# Listed entries

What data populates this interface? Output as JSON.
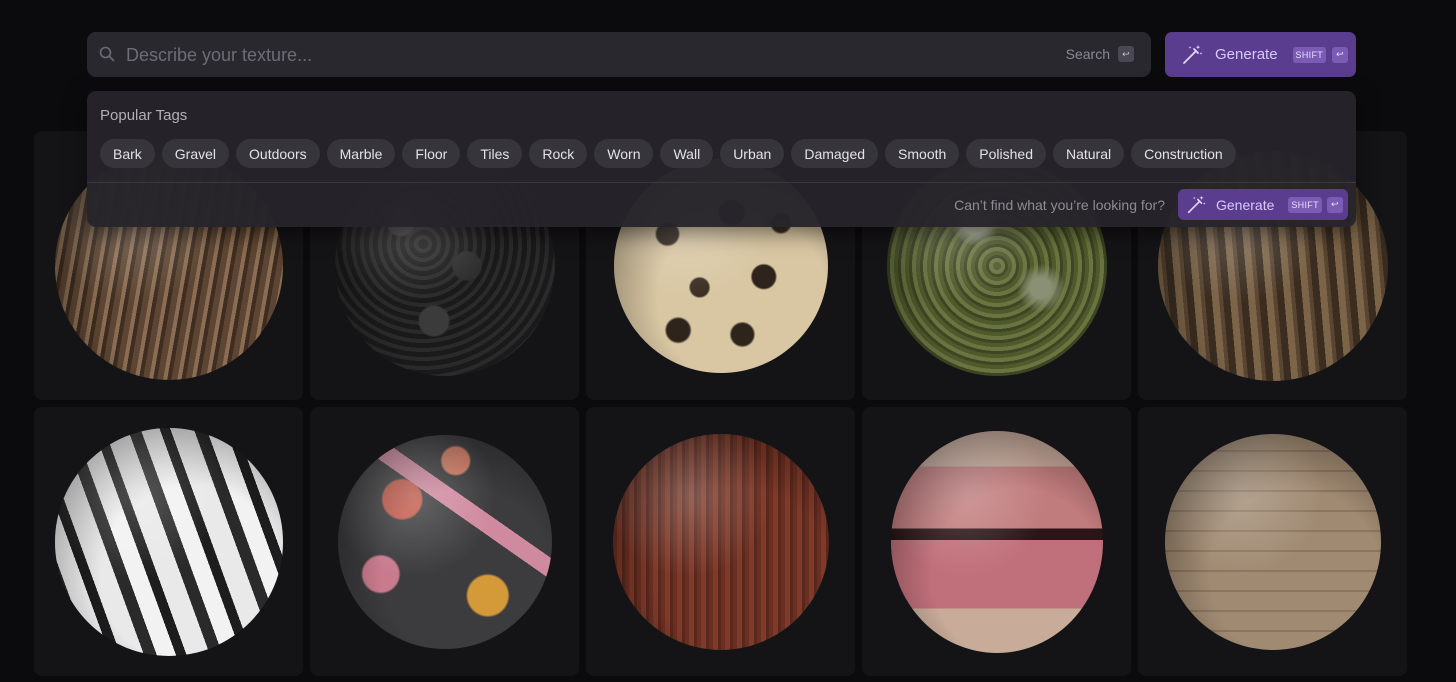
{
  "search": {
    "placeholder": "Describe your texture...",
    "hint_label": "Search",
    "enter_key": "↩"
  },
  "generate_button": {
    "label": "Generate",
    "shift_key": "SHIFT",
    "enter_key": "↩"
  },
  "popular_tags": {
    "title": "Popular Tags",
    "tags": [
      "Bark",
      "Gravel",
      "Outdoors",
      "Marble",
      "Floor",
      "Tiles",
      "Rock",
      "Worn",
      "Wall",
      "Urban",
      "Damaged",
      "Smooth",
      "Polished",
      "Natural",
      "Construction"
    ]
  },
  "footer": {
    "cant_find_text": "Can’t find what you’re looking for?",
    "generate_label": "Generate",
    "shift_key": "SHIFT",
    "enter_key": "↩"
  },
  "textures": [
    {
      "icon": "bark-sphere"
    },
    {
      "icon": "black-rock-sphere"
    },
    {
      "icon": "leopard-fur-sphere"
    },
    {
      "icon": "mossy-rock-sphere"
    },
    {
      "icon": "twisted-roots-sphere"
    },
    {
      "icon": "snow-rock-sphere"
    },
    {
      "icon": "terrazzo-sphere"
    },
    {
      "icon": "polished-wood-sphere"
    },
    {
      "icon": "lips-sphere"
    },
    {
      "icon": "stone-wall-sphere"
    }
  ],
  "colors": {
    "background": "#0b0b0d",
    "accent": "#5b3d8f",
    "accent_text": "#d9c7ff",
    "panel": "#26242a",
    "card": "#141417"
  }
}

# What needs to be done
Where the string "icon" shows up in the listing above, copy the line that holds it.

# Response to the exercise
      "icon": "bark-sphere"
      "icon": "black-rock-sphere"
      "icon": "leopard-fur-sphere"
      "icon": "mossy-rock-sphere"
      "icon": "twisted-roots-sphere"
      "icon": "snow-rock-sphere"
      "icon": "terrazzo-sphere"
      "icon": "polished-wood-sphere"
      "icon": "lips-sphere"
      "icon": "stone-wall-sphere"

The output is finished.